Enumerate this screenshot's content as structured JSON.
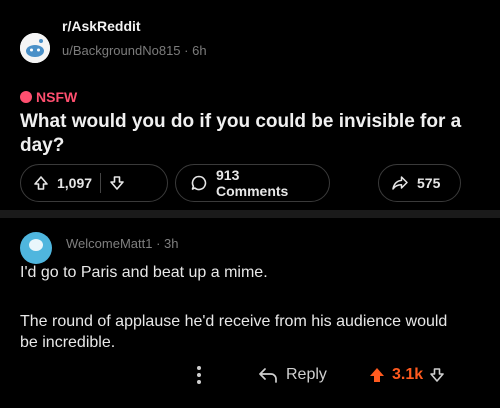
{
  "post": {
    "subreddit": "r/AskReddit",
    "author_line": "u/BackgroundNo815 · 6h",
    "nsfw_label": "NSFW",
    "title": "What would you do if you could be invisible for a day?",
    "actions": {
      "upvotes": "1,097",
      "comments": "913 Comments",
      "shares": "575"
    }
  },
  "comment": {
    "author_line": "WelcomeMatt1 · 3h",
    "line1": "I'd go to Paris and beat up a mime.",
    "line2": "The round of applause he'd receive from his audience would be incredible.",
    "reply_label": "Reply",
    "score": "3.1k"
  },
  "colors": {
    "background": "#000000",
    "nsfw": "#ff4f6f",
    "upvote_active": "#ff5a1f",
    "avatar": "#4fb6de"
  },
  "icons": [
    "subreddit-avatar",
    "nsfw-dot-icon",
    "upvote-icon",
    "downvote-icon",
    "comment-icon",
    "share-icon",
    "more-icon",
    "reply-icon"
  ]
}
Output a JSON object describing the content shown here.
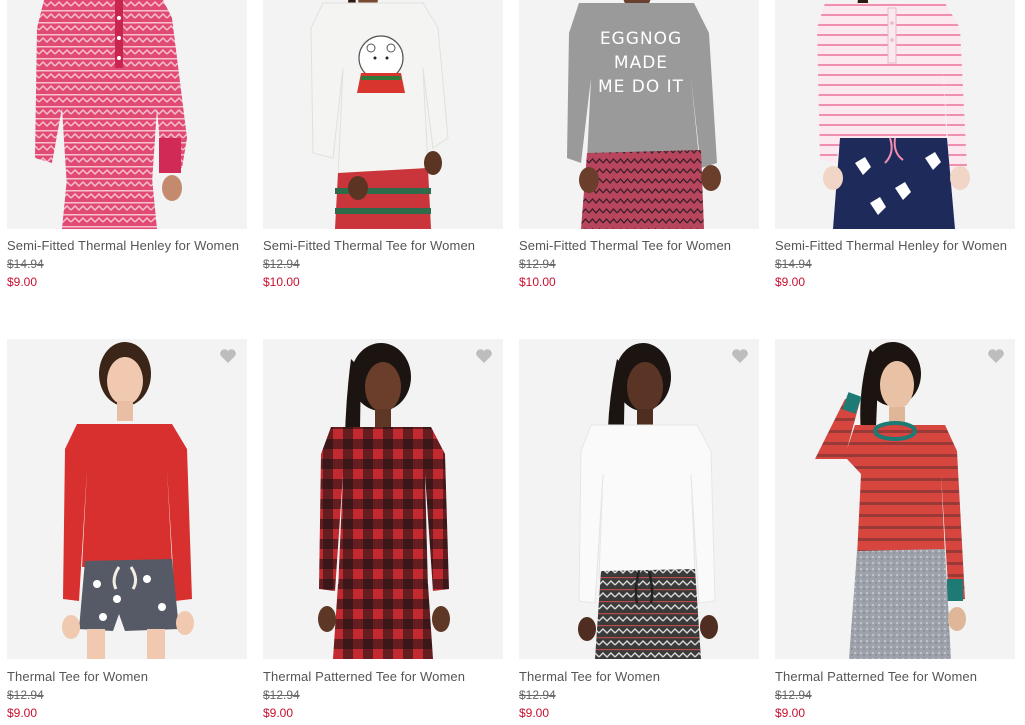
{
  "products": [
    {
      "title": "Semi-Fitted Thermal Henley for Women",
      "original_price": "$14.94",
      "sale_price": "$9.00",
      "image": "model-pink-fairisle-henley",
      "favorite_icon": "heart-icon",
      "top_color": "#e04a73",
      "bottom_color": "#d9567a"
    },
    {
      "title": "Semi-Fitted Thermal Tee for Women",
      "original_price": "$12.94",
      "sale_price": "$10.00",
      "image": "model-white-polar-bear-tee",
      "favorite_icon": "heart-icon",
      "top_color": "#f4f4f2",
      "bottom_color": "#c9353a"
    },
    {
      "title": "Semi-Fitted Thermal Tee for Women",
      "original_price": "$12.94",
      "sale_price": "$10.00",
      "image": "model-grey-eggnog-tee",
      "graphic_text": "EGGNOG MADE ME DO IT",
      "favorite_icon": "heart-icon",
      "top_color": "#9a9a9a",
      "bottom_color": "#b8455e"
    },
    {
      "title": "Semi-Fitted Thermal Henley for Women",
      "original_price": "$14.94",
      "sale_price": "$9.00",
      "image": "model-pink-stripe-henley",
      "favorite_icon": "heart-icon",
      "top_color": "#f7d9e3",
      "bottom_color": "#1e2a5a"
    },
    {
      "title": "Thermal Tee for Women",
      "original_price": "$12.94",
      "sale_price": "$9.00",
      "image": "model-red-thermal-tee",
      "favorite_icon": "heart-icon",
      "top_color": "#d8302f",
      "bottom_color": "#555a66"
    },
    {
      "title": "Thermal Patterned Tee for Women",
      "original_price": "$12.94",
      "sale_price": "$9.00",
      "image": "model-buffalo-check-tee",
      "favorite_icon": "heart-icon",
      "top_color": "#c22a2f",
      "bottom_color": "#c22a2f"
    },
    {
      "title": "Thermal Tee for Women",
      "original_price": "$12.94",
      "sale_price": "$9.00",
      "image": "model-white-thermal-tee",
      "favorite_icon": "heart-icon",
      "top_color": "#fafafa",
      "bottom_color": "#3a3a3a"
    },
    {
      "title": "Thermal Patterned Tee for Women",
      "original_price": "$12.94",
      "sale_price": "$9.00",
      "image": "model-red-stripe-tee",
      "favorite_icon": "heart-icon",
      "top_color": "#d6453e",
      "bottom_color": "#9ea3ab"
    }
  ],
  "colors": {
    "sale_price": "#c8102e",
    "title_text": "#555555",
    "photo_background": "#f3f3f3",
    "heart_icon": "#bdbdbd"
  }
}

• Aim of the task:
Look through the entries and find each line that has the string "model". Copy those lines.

• Exercise response:
      "image": "model-pink-fairisle-henley",
      "image": "model-white-polar-bear-tee",
      "image": "model-grey-eggnog-tee",
      "image": "model-pink-stripe-henley",
      "image": "model-red-thermal-tee",
      "image": "model-buffalo-check-tee",
      "image": "model-white-thermal-tee",
      "image": "model-red-stripe-tee",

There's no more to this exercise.